List all the lines in these records that hold "warning".
BEGIN Recorded data
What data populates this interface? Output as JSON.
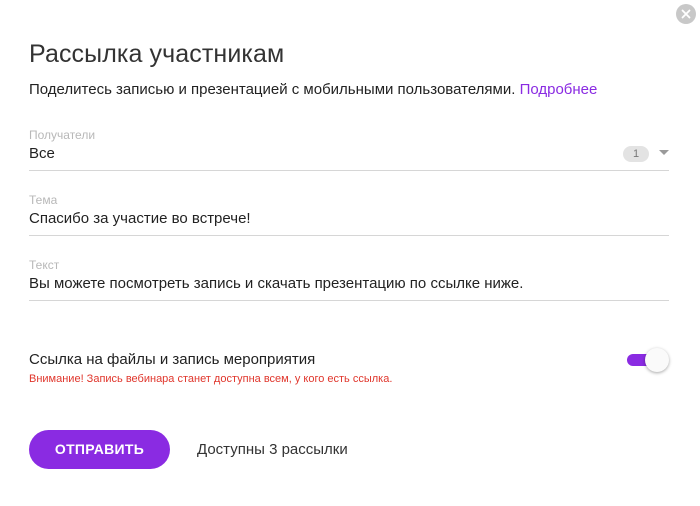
{
  "dialog": {
    "title": "Рассылка участникам",
    "subtitle": "Поделитесь записью и презентацией с мобильными пользователями.",
    "more_link": "Подробнее",
    "close_icon": "close-icon"
  },
  "fields": {
    "recipients": {
      "label": "Получатели",
      "value": "Все",
      "count": "1"
    },
    "subject": {
      "label": "Тема",
      "value": "Спасибо за участие во встрече!"
    },
    "text": {
      "label": "Текст",
      "value": "Вы можете посмотреть запись и скачать презентацию по ссылке ниже."
    }
  },
  "toggle": {
    "label": "Ссылка на файлы и запись мероприятия",
    "warning": "Внимание! Запись вебинара станет доступна всем, у кого есть ссылка.",
    "checked": true
  },
  "footer": {
    "send_label": "ОТПРАВИТЬ",
    "available_text": "Доступны 3 рассылки"
  },
  "colors": {
    "accent": "#8a2be2",
    "warning": "#e0362c",
    "close_bg": "#c8c8c8"
  }
}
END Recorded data
▶ _Result of this exercise_
    "warning": "Внимание! Запись вебинара станет доступна всем, у кого есть ссылка.",
    "warning": "#e0362c",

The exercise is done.